'Unbuilding' Gives New Life To Old Timber
Nothing in nature goes to waste. When a branch falls in the forest, fungi go to work consuming its sugars and recycling it back into the forest floor. When a bluegill dies in a lake, it provides a meal for a hungry raccoon or crayfish. People exhibit similar behavior by recycling refuse like cans, bottles, paper and even wood from barns or buildings. Reclaimed wood is growing in popularity for use in interior design and furniture, creating opportunities to meet this rising demand.
Wisconsin's forest products industry is significant, employing more than 64,000 people and producing $24.7 billion in products each year. While the state's mills could supply demand for wood products with virgin raw materials, consumer interest in unique wood products is driving a market for reclaimed wood. The reuse of wood products appeals to the frugal nature of some consumers. Others find that each reclaimed board has its own unique character or personality, with distinguishing nail holes, markings and patina that recount its life story. Reclaimed wood is still a niche market, but many people are willing to pay to add this type of character to their homes or businesses.
Nationally, more than 55 million tons of wood waste is generated on an annual basis. Roughly half of this material is of acceptable size, quality and condition to be considered available for recovery. Overall, it's a substantial amount.
The reclaimed wood market is served by organizations nationwide, including the Building Materials Reuse Association, a nonprofit educational organization with a mission to facilitate the salvage and reuse of building materials.

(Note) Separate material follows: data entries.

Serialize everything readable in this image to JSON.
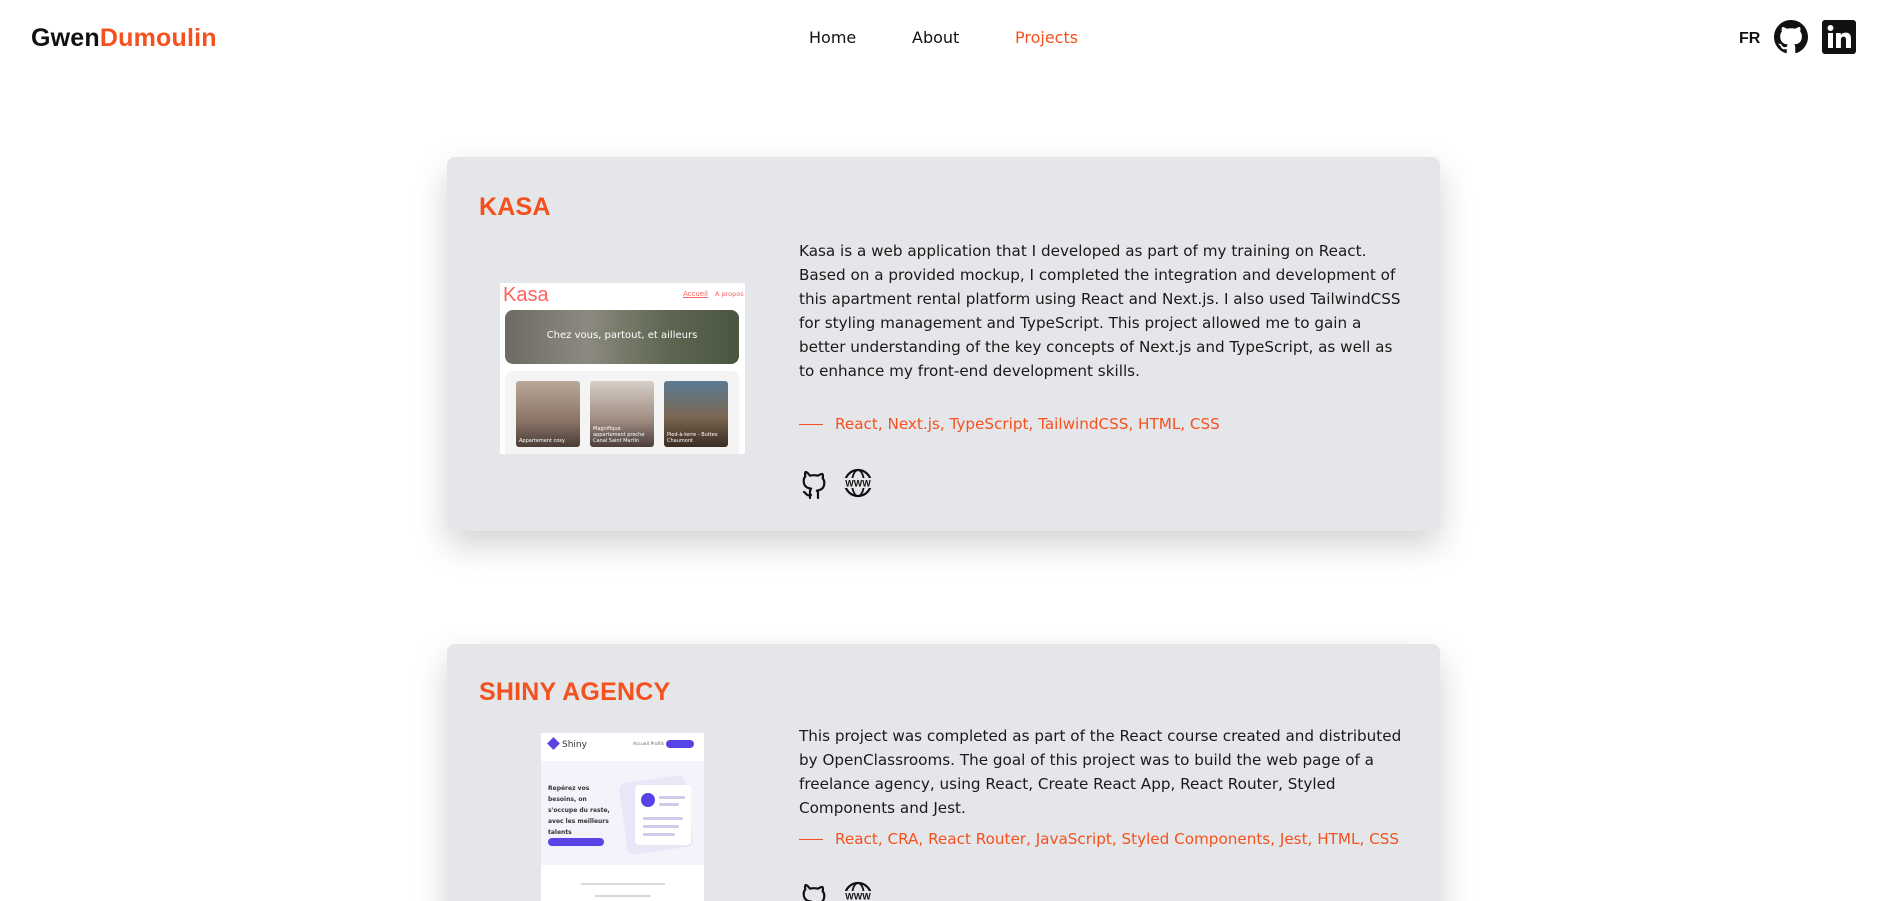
{
  "header": {
    "brand_first": "Gwen",
    "brand_last": "Dumoulin",
    "nav": [
      {
        "label": "Home",
        "active": false
      },
      {
        "label": "About",
        "active": false
      },
      {
        "label": "Projects",
        "active": true
      }
    ],
    "lang": "FR",
    "icons": [
      "github-icon",
      "linkedin-icon"
    ]
  },
  "colors": {
    "accent": "#f4511e",
    "card_bg": "#e5e6e9",
    "text": "#1a1a1a"
  },
  "projects": [
    {
      "title": "KASA",
      "description": "Kasa is a web application that I developed as part of my training on React. Based on a provided mockup, I completed the integration and development of this apartment rental platform using React and Next.js. I also used TailwindCSS for styling management and TypeScript. This project allowed me to gain a better understanding of the key concepts of Next.js and TypeScript, as well as to enhance my front-end development skills.",
      "tech": "React, Next.js, TypeScript, TailwindCSS, HTML, CSS",
      "links": [
        "github-icon",
        "website-icon"
      ],
      "thumbnail": {
        "logo": "Kasa",
        "nav_home": "Accueil",
        "nav_about": "A propos",
        "banner": "Chez vous, partout, et ailleurs",
        "cards": [
          "Appartement cosy",
          "Magnifique appartement proche Canal Saint Martin",
          "Pied-à-terre - Buttes Chaumont"
        ]
      }
    },
    {
      "title": "SHINY AGENCY",
      "description": "This project was completed as part of the React course created and distributed by OpenClassrooms. The goal of this project was to build the web page of a freelance agency, using React, Create React App, React Router, Styled Components and Jest.",
      "tech": "React, CRA, React Router, JavaScript, Styled Components, Jest, HTML, CSS",
      "links": [
        "github-icon",
        "website-icon"
      ],
      "thumbnail": {
        "logo": "Shiny",
        "nav": "Accueil   Profils",
        "hero": "Repérez vos besoins, on s'occupe du reste, avec les meilleurs talents"
      }
    }
  ]
}
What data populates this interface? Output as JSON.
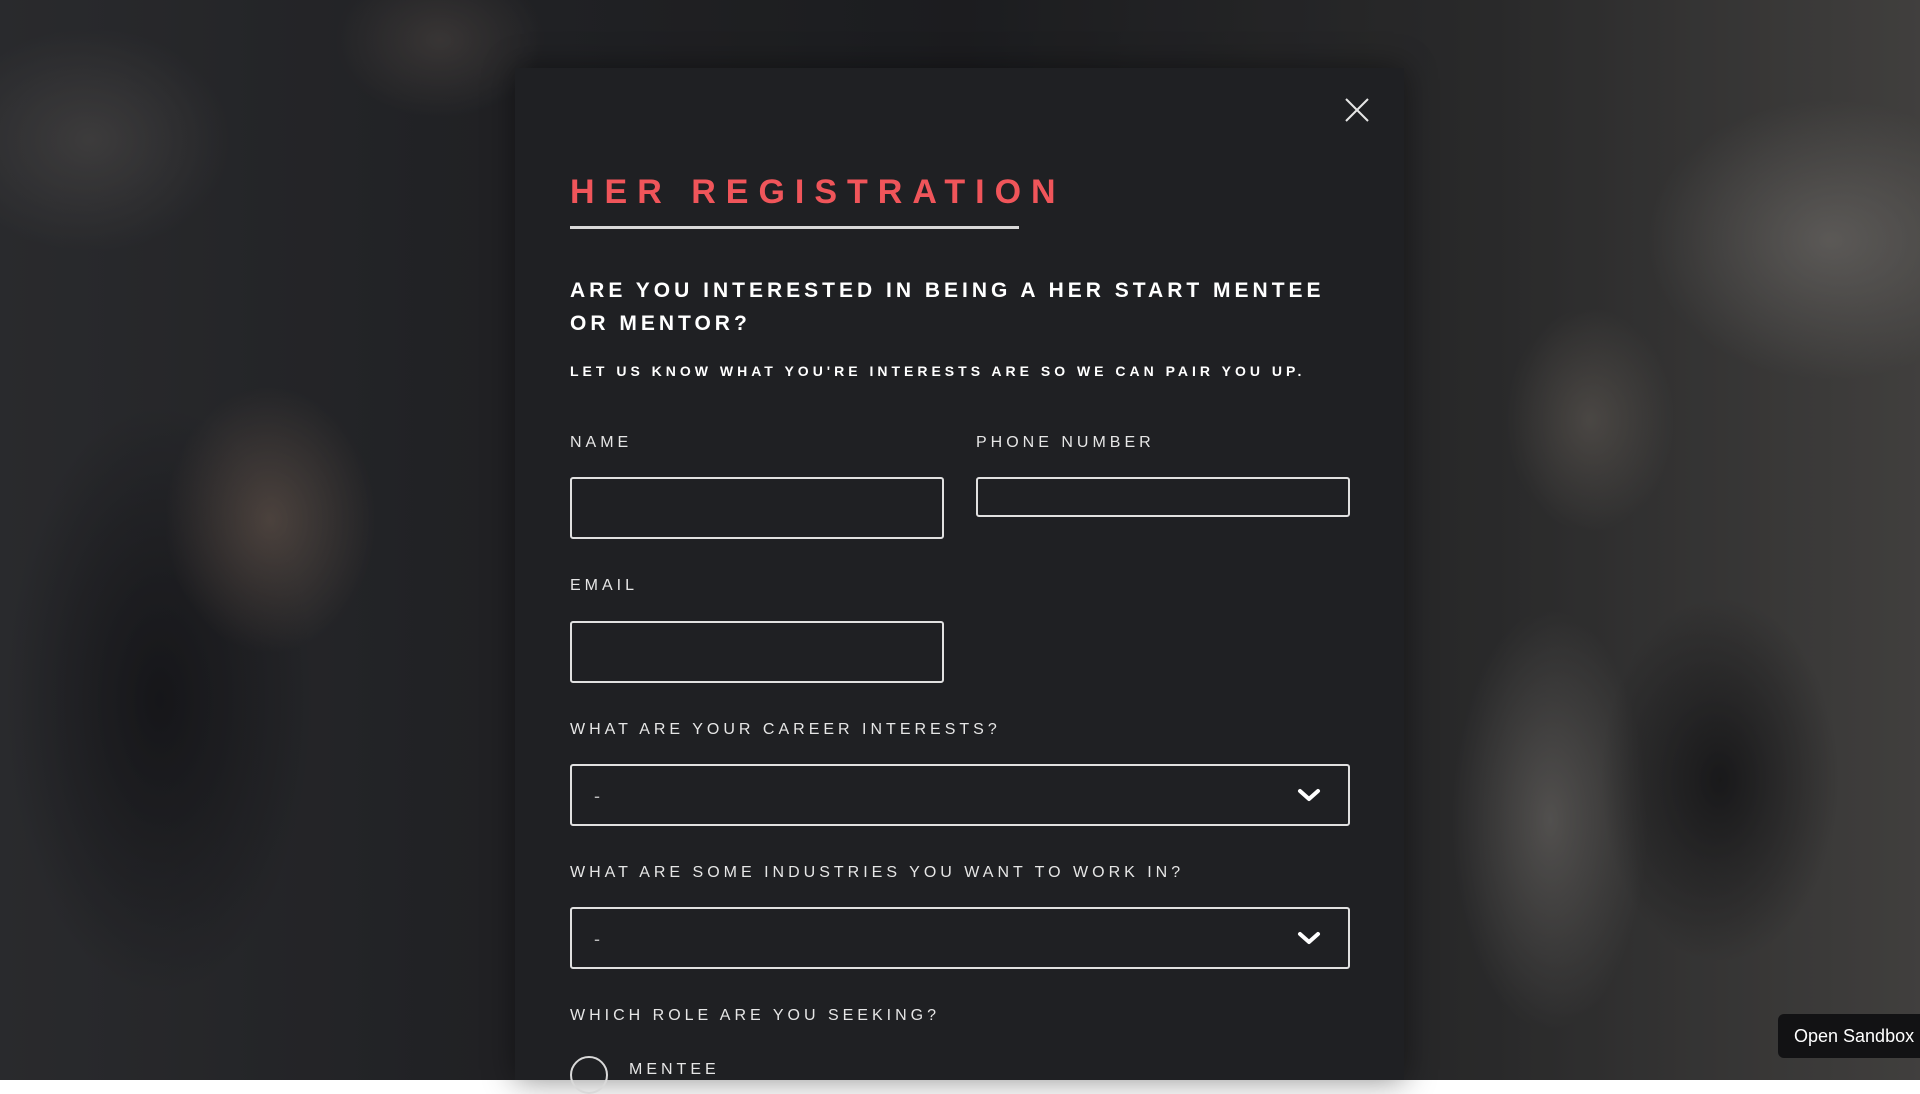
{
  "colors": {
    "accent": "#f0555a",
    "modal_background": "#1f2023",
    "text": "#ffffff",
    "border": "#e0e0e0"
  },
  "modal": {
    "close_icon": "close-icon",
    "title": "HER REGISTRATION",
    "heading": "ARE YOU INTERESTED IN BEING A HER START MENTEE OR MENTOR?",
    "subheading": "LET US KNOW WHAT YOU'RE INTERESTS ARE SO WE CAN PAIR YOU UP."
  },
  "form": {
    "name": {
      "label": "NAME",
      "value": ""
    },
    "phone": {
      "label": "PHONE NUMBER",
      "value": ""
    },
    "email": {
      "label": "EMAIL",
      "value": ""
    },
    "career_interests": {
      "label": "WHAT ARE YOUR CAREER INTERESTS?",
      "selected": "-",
      "icon": "chevron-down-icon"
    },
    "industries": {
      "label": "WHAT ARE SOME INDUSTRIES YOU WANT TO WORK IN?",
      "selected": "-",
      "icon": "chevron-down-icon"
    },
    "role": {
      "label": "WHICH ROLE ARE YOU SEEKING?",
      "options": [
        {
          "label": "MENTEE",
          "selected": false
        }
      ]
    }
  },
  "sandbox": {
    "label": "Open Sandbox"
  }
}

In Wisconsin, Habitat for Humanity ReStore runs retail outlets where used and surplus building materials are sold, where approximately 30 percent of sales are wood-based materials.
Deconstruction or "unbuilding" is the preferred method to recover wood rather than demolition with a wrecking ball. Deconstruction provides an opportunity to maintain the recoverable quantity and quality of the wood.
A drive through Wisconsin's countryside can reveal many opportunities for deconstruction; old barns, grain elevators and factories provide plenty of wood raw materials for reclamation. Larger buildings are more attractive to deconstruction businesses, given the larger volume and greater consistency of the reclaimed wood.
Reclaimed wood plays a growing role in Wisconsin economy. For example, one Rhinelander-based company, Enterprise Wood Products, has worked with reclaimed wood since 2010. The company began using reclaimed wood from the deconstruction of a grain elevator in Superior, and now remanufactures recycled wood into flooring, paneling, stair parts, timbers and more. Much of their current reclaimed wood supply comes from the deconstruction of the Hamilton building in Two Rivers, and reclaimed wood represents up to half of their product sales.
What are the benefits of reclaimed wood? For starters, recycling building materials for new construction helps to reduce landfill waste. Reclaimed wood has a lower carbon footprint than new lumber production, and commercially reclaimed lumber recovery generates more jobs than grinding or landfilling old wood. Additionally, reclaiming wood through deconstructing empty buildings helps reduce blight in settled landscapes.
However, reclaimed wood takes significant effort to upgrade into usable products. The deconstructed raw material must be kiln dried to assure it has the proper moisture content for interior use. Kiln drying also eliminates any unwanted insects such as powder post beetles. Further processing is costly, as metal fasteners like nails, screws and bolts must be removed by hand. If further milling of reclaimed wood is required, a metal detector must be used on each piece prior to processing to avoid damaging the milling tools.
Additionally, reclaimed wood must pass an engineering inspection before being reused for structural purposes in new construction or remodeling. Virgin structural lumber and beams are graded and receive a grade stamp at the manufacturing mill, so they are ready to use without added engineering. However, engineering inspection is not necessary when reclaimed wood is used in non-structural applications such as furniture or decorative wood mouldings.
Reclaimed lumber may be upcycled into a range of products, including flooring, paneling, beams, mantels, cabinets and furniture, but this added labor and machining adds to the cost. On average, a reclaimed wood product typically costs twice as much as the same product made from virgin wood materials.
Even though reclaimed wood represents a niche market when compared to the larger forest products industry in Wisconsin, it still plays an important role in local economies. Reclaiming wood first used a century ago brings a piece of Wisconsin’s history into the present. Truly, nothing in nature goes to waste.
Scott Bowe is a wood products specialist with the University of Wisconsin-Extension, director of the University of Wisconsin-Madison's Kemp Natural Resources Station and a professor in the UW-Madison Department of Forest and Wildlife Ecology. This article is adapted from an item originally published by WXPR.